Unfortunately, overburdened IT administrators tend to work in the opposite way, giving users excessive access so that they do not sink under the burden of excessive workloads.  

At the same time, it’s important to remember that innocent actors themselves may represent some of our weakest security links. In the absence of security education, we are finding that employees, users, and customers naturally make poor security decisions with technology. This means that systems need to be easy to use securely and difficult to use insecurely. 

This is a critical point and probably one of the single largest opportunities for security programs to be revamped. Make it easier for your end users to do the right thing rather than the wrong thing.   

ITPP: What can organisations learn from the Sage data breach? 

DS: The Sage data breach can teach us a lot about how important it is to have structure when it comes to data storage and security. Using a combined or layered approach to data classification can ensure that the policies, training, and tools you are providing are being properly understood and integrated into the day-to-day tasks of your work force. Identity and access management is a part of a layered approach to preventing a Sage-like situation. 

However, it’s one of only several tools that organisations need to use. Data protection should focus first on understanding the data your organisation holds, and then making decisions about where it should live, who can access it, and how it needs to be protected. User-based controls can then be layered in along with other controls for data centric audit and protection. HR should also play a critical role in ensuring that employees are not intentionally or inadvertently provided with too much access to data. 

This access should be monitored during an employee’s entire time with the company, but also when they are dealing with highly sensitive information. So trust your end users to appropriately identify and classify the sensitive data they are handling and/or creating, but verify that they are doing so.   

ITP: How can organisations craft better employee security permissions and access level to sensitive data? 

DS: In order to have a holistic and effective data privacy and security program, you must understand that there simply is no such thing as perfect security. Instead, you must adopt a risk-based approach to implementing your data protection program. While that often starts with the legal and compliance team and ends with the Chief Information Security Officer (CISO), it also needs to focus on a day in the life of your everyday business user. 

Organisations must start by making it easier for business users to do the right thing. They also must make it easy and attractive for employees to use approved company systems to do their jobs.
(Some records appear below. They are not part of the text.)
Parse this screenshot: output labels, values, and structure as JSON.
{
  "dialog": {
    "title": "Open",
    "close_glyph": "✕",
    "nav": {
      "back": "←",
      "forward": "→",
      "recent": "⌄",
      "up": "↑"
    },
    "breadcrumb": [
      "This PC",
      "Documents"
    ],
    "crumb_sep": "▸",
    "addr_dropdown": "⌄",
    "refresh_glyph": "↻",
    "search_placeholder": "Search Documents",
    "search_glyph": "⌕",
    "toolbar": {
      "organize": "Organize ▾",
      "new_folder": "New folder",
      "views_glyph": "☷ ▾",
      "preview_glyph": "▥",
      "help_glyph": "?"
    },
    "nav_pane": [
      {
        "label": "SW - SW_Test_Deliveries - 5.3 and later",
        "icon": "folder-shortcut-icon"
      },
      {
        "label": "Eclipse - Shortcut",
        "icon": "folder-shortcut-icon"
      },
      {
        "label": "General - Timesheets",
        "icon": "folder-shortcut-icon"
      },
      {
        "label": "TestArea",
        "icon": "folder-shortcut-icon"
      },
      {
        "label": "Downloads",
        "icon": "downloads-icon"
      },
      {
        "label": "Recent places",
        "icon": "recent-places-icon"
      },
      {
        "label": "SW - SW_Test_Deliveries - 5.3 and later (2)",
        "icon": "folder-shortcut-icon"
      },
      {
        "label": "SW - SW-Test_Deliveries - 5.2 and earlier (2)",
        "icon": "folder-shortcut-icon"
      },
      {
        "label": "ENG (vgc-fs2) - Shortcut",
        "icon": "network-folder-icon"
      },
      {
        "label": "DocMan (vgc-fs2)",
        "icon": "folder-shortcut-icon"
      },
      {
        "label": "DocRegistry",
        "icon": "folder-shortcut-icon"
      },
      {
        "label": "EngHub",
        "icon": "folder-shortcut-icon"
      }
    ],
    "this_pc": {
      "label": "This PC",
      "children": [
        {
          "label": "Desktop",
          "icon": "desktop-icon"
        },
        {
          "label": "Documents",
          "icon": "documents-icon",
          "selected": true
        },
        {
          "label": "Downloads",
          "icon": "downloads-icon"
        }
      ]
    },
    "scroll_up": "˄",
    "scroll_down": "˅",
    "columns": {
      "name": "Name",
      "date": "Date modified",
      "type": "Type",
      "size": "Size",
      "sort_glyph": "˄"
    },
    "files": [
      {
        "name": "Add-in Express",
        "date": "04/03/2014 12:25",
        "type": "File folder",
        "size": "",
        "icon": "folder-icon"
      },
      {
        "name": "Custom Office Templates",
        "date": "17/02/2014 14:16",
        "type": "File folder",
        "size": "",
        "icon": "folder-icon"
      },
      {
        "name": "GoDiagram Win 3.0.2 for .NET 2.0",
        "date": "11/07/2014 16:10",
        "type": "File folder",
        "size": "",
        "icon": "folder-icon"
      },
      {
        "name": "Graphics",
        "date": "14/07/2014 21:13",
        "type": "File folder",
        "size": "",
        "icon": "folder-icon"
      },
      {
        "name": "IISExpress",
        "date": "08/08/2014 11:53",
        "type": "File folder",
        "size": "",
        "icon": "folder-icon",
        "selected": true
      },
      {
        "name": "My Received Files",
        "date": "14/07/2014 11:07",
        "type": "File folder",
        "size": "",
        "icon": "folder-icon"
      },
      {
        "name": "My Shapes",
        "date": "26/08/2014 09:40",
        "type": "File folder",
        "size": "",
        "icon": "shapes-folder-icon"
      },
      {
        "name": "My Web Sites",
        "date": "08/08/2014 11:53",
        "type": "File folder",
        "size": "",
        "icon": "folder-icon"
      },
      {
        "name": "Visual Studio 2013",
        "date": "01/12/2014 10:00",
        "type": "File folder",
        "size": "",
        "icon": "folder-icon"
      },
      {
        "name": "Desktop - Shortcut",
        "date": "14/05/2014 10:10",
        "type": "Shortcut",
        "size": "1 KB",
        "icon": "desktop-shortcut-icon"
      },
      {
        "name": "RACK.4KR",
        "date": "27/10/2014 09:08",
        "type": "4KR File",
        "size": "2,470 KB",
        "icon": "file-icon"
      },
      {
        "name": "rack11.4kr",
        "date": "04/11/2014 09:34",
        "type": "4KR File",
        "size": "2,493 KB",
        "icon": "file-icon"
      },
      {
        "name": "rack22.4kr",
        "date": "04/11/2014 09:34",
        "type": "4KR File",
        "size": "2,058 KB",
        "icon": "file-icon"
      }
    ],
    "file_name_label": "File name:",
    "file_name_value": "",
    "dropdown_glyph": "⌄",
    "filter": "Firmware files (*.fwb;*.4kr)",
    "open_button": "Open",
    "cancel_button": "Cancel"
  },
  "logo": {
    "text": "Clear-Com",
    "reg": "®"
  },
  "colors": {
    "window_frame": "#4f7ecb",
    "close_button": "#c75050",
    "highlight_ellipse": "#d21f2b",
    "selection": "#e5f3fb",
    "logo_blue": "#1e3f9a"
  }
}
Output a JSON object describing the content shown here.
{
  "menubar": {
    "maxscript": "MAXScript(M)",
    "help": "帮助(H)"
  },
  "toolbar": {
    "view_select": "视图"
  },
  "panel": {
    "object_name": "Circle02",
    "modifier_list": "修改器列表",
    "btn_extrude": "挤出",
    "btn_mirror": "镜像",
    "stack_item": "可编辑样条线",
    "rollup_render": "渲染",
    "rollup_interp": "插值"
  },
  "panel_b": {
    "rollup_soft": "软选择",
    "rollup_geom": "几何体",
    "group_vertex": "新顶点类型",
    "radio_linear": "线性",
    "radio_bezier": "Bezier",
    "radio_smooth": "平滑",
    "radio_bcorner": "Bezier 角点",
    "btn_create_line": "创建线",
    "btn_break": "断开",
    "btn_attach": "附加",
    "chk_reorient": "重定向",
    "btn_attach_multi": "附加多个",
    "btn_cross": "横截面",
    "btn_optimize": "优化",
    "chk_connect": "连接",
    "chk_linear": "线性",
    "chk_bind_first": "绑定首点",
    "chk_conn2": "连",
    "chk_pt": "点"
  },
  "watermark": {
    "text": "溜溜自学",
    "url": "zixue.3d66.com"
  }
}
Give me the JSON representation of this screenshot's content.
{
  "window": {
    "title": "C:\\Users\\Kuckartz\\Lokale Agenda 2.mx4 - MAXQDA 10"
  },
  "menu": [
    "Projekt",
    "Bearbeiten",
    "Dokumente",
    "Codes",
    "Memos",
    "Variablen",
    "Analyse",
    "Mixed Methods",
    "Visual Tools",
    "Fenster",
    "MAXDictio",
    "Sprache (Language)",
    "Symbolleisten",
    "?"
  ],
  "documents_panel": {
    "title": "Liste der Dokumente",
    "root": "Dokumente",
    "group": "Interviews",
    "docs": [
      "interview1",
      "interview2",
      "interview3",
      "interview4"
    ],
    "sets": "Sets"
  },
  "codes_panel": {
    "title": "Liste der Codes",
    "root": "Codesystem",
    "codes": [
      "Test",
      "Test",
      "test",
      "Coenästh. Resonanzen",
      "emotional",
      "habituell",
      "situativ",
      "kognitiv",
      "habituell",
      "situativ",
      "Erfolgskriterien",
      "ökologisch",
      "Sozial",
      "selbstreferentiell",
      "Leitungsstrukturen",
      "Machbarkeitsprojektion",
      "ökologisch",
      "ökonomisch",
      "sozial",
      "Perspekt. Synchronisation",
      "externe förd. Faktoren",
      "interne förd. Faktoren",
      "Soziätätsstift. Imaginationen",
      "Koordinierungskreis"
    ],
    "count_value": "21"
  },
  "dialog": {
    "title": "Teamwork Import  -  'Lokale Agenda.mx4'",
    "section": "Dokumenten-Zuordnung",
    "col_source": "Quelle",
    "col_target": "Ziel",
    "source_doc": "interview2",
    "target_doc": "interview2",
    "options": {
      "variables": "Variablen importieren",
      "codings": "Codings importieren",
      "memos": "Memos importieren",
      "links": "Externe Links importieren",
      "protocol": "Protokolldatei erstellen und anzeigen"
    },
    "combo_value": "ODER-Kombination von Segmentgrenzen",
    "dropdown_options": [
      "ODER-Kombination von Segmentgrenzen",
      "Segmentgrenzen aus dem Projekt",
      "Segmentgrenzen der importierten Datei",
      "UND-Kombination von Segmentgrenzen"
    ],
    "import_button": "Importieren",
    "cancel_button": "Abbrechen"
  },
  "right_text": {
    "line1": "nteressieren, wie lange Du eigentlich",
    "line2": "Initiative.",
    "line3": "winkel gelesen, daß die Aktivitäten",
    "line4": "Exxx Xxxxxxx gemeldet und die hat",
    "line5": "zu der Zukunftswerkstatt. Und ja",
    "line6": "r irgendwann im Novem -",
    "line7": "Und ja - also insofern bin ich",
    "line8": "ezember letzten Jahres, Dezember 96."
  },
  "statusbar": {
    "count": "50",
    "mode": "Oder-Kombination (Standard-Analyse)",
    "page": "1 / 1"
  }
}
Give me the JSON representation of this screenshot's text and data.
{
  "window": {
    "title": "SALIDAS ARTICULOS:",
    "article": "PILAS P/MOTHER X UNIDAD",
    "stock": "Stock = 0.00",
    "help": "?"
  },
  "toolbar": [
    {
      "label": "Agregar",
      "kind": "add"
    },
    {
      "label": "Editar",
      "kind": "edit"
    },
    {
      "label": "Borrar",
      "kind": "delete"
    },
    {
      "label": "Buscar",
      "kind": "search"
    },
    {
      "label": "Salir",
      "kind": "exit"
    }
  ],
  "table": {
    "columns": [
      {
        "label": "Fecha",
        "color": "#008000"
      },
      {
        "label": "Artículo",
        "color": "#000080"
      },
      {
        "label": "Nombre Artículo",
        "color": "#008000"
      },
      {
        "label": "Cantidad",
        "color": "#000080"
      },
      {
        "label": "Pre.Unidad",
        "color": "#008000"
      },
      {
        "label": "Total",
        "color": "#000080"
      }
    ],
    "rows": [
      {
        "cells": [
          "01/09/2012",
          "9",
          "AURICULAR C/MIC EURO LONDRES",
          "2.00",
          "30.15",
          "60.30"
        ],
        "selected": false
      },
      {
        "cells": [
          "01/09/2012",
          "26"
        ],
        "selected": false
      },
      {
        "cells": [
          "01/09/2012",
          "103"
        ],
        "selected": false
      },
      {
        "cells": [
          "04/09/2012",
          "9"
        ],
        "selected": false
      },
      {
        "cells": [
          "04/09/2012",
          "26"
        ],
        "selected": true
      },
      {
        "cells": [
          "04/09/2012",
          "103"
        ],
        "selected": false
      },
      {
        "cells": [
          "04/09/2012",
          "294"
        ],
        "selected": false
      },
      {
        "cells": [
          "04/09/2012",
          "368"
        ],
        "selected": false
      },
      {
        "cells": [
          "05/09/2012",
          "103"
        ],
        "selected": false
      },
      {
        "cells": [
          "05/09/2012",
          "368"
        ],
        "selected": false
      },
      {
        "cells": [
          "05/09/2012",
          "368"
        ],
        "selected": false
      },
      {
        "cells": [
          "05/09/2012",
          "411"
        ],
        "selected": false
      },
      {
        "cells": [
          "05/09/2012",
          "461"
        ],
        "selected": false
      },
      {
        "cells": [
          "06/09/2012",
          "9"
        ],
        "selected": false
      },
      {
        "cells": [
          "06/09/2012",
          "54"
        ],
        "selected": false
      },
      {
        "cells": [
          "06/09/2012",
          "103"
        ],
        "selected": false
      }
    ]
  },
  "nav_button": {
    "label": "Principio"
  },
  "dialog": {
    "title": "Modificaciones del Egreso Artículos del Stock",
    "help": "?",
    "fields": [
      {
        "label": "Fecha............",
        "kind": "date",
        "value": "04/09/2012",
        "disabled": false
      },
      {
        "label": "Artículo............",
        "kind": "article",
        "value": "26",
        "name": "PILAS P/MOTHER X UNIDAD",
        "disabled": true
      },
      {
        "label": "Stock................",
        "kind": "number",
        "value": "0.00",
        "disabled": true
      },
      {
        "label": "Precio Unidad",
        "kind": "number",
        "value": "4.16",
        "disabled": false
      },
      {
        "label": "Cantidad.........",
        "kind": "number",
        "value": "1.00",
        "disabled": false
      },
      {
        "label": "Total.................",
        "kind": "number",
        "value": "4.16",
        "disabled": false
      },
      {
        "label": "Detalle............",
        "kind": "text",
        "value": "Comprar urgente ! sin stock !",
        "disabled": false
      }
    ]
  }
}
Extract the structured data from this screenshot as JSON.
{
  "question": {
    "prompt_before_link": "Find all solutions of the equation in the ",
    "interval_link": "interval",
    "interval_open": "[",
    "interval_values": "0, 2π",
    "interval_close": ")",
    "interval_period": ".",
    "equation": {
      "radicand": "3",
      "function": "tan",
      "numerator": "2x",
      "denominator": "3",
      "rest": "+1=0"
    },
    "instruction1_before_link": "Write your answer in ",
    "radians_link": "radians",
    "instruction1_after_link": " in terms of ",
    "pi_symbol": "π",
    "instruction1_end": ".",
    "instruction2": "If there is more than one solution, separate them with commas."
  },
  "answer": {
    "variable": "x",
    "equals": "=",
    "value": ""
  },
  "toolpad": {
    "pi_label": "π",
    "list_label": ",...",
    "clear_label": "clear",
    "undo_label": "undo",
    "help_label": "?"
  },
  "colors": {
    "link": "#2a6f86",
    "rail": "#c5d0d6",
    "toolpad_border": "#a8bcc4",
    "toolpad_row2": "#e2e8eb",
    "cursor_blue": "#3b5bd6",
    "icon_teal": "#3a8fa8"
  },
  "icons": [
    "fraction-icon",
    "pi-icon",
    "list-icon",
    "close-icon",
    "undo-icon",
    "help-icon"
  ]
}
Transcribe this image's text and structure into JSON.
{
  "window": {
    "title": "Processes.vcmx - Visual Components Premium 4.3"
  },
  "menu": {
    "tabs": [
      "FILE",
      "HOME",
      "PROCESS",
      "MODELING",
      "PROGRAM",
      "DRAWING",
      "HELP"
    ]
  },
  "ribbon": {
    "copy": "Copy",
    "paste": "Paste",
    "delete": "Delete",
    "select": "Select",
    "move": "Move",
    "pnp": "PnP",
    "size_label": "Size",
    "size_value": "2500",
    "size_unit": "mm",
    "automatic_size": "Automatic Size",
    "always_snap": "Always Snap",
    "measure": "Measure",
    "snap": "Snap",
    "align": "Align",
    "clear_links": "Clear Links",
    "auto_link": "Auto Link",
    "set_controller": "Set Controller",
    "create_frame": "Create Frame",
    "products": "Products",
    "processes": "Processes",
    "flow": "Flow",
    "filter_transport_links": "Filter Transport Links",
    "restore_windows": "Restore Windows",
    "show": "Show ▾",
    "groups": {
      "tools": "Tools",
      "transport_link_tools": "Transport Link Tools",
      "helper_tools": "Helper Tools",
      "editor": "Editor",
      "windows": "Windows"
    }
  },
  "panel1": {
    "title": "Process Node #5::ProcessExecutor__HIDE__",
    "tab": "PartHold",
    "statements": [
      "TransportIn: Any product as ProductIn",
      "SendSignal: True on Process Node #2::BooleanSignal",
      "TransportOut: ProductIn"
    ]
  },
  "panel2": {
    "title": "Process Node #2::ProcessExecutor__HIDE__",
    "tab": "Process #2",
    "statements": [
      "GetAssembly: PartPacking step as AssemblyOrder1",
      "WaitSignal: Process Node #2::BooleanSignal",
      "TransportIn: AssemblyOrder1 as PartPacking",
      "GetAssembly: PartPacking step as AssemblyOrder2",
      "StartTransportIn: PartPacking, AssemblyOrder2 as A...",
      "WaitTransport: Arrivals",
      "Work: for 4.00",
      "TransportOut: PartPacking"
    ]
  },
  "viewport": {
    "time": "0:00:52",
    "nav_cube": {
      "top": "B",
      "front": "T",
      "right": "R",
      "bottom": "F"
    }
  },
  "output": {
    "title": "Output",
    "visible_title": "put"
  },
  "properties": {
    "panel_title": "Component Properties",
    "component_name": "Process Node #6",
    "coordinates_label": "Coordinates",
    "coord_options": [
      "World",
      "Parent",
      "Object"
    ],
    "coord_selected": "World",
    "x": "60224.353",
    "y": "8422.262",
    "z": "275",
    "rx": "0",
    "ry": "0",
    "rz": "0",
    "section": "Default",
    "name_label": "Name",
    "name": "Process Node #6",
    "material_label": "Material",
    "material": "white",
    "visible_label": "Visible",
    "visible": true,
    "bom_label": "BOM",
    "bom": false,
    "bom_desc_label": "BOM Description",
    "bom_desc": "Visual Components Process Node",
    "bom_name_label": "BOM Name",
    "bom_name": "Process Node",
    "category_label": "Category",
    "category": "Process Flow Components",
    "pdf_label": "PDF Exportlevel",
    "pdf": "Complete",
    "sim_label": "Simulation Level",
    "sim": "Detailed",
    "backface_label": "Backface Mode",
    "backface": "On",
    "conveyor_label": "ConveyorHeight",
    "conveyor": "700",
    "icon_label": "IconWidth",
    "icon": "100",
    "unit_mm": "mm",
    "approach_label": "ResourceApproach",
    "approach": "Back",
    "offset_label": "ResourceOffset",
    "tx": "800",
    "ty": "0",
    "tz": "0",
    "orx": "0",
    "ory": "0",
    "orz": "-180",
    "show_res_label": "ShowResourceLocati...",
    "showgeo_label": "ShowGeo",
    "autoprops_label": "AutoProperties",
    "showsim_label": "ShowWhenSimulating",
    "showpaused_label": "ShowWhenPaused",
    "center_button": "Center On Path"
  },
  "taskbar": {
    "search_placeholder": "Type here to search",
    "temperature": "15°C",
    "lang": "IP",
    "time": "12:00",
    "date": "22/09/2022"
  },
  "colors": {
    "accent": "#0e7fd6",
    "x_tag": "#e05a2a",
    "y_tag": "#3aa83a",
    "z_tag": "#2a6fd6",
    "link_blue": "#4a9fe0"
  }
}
At the same time, they must both trust and verify that they are doing so. They should consider a policy that requires all company data to be scanned, tagged, and classified, so that it cannot possibly be intermingled with or inadvertently removed from a company system by a departing employee. 

As a general rule, employees should be given the least amount of access necessary in order for them to do their job and access should be regularly reviewed and reaffirmed. For example, if an employee is working on a time limited project that requires particular access or permissions, those permissions should be tied to the length of the project only and should be revoked as soon as appropriate. 

Finally, by tagging and classifying corporate data, organisations can then effectively layer in other security and data protection controls that direct and contain that data within appropriate systems and with appropriate identity management and access controls.   

ITPP: What is HR's role in preventing data breaches?

DS: HR and IT are joint partners – along with security, privacy, risk, and compliance team – in working with the business to prevent a Sage-like situation from occurring. A good program starts with continuous and ongoing education of your employees. This education cannot be a once a year training course, but rather it must be pervasive throughout the culture of your company. 

Dana Simberkoff is the Chief Compliance and Risk Officer at AvePoint.     

Image source: Shutterstock/BeeBright


Dana Simberkoff is the Chief Compliance and Risk Officer at AvePoint.